Analyst Coverage: Philip Howard
Data virtualisation makes all data, regardless of where it is located and regardless of what format it is in, look as if it is one place and in a consistent format. Note that this is not necessarily ‘your’ data: it may also include data held by partners or data on web sites, and it may be data that is on premise or it may be data in the Cloud. Also bear in mind that when we say “regardless of format” we literally mean that, so we would include relational data, data in Hadoop, XML and JSON documents, flat file data, spreadsheet data and so on.
Given that you have all of this data looking as if it is in a consistent format you can then easily merge that data into applications or queries without physically moving said data. This may be important where you do not own the data or when you cannot move it for security reasons, or simply because it would be too expensive to physically move the data. Thus data virtualisation supports the concept of data federation (query across multiple heterogeneous platforms) as well as mash-ups.
- Data Virtualisation virtualises data – it makes all relevant data sources, including databases, web content and application environments, appear as if they were in one place so that you can access them as such.
- It abstracts data – that is to say, it presents the data to interrogating applications in a consistent fashion regardless of any native structure and syntax that may be in use in the underlying data sources.
- It federates data – it allows you to pull data together from diverse, heterogeneous sources (which may contain either operational or historical data or both) and present that in a holistic manner, while maintaining appropriate security measures.
- It presents data in a consistent format to the front-end application either through relational views (via SQL) or by means of web services.
Data Virtualisation, Figure 1
Figure 1 illustrates the approach being used, though note that the sources do not have to be relational and the term “composite” is used generically rather than to refer to the vendor that used to have that name.
Most companies have silos of information and it is often the case that you would like to join this piece of information in this silo with that piece of information in that silo. You could consolidate the environments but that would be prohibitively costly; you could hard code integration between the relevant data elements but that would be inflexible and you’d have to do it over and over again whenever the issue arose again. There are other possibilities but none of them are as flexible or cost effective as data virtualisation. Thus it is CIOs and CFOs who should care about data virtualisation because it will enable them to meet business user requests more easily.
Because it is relatively quick to deploy, data virtualisation is also useful for prototyping purposes: to show users what the potential application will look like prior to actually building it, thus avoiding specification mismatch issues. This means that developers should care about it. It is often the case when prototyping in this way that the prototype ends up going into production, even if this was not the original intention (there is nothing wrong with this, but making sure that the prototype is being used within the scope originally envisaged is a potential governance issue).

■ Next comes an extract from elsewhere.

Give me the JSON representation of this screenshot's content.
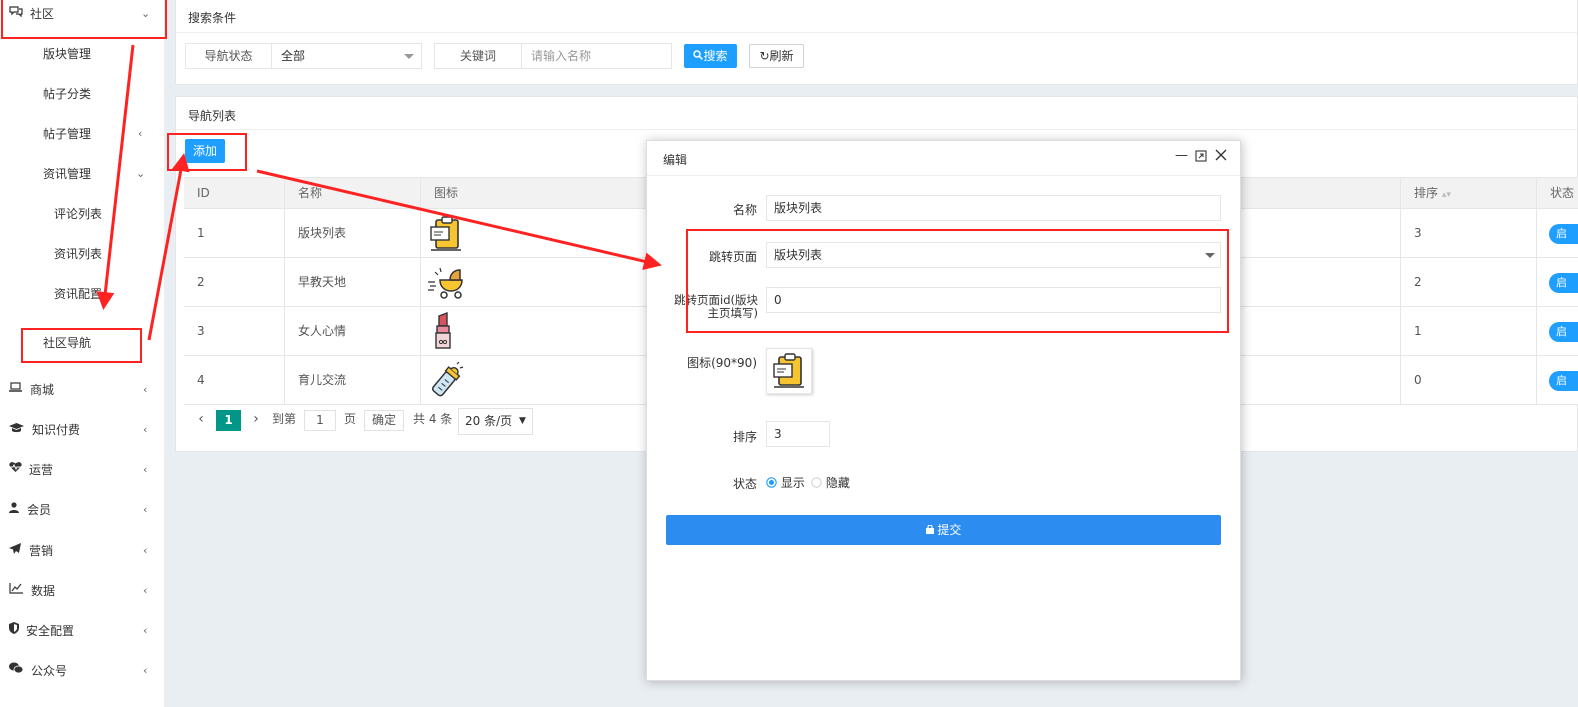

Data virtualisation is increasingly recognised as a key part of the data warehousing landscape as well as for other uses. In particular, it will be a major element within the move towards logical data warehousing, though it is not the only technology that will be required for that purpose. In addition, as database vendors move further towards supporting multiple storage engines, database optimisers will increasingly take on some of the characteristics of data virtualisation.
More generally, the trends are towards better performance and increased integration. In the former case, caching is a major focus as well as push-down optimisation. In so far as integration is concerned this is now pushing into the big data space, with support for platforms such as Hadoop and, in some cases, support for SPARQL (the query language for RDF stores and graph databases).
IBM, which started this market with what was then called DB2 DataJoiner, continues to lag behind the capabilities of other vendors in the market (largely due to lack of investment while the product was in the WebSphere portfolio) and the company has recently introduced a parthership with Denodo.
Note that business intelligence vendors such as SAP Business Objects have data federation capabilities built into their query environment but they are not data virtualisation vendors per se. Most recently, Cisco has acquired Composite Software, leaving Denodo as the market-leading pure play vendor in this space. Red Hat, after an absence of some years, is becoming active again with what used to be MetaMatrix and is now JBoss Data Virtualization while Attunity has moved in the opposite direction and is no longer marketing its federation product.
Further resources to broaden your knowledge:
Data Virtualisation for Agile Data Provisioning
The capabilities of Data Virtualisation meet our requirements for agile data provisioning: to access any data, regardless of its format, in any combination, with minimal latency.
Data Virtualization Briefing: Philip Howard of Bloor Research on Increasing IT Agility
Ian Pestell, Technical Director, of Composite Software EMEA and Philip Howard, Research Director, of Bloor Research give an overview of data virtualization.
Composite Data Virtualization Platform
Data virtualisation is now a mainstream technology with a significant number of major organisations employing it for a variety of purposes.
So, what is data virtualisation?
Data virtualisation is all the rage. But it's not data federation. Or not always.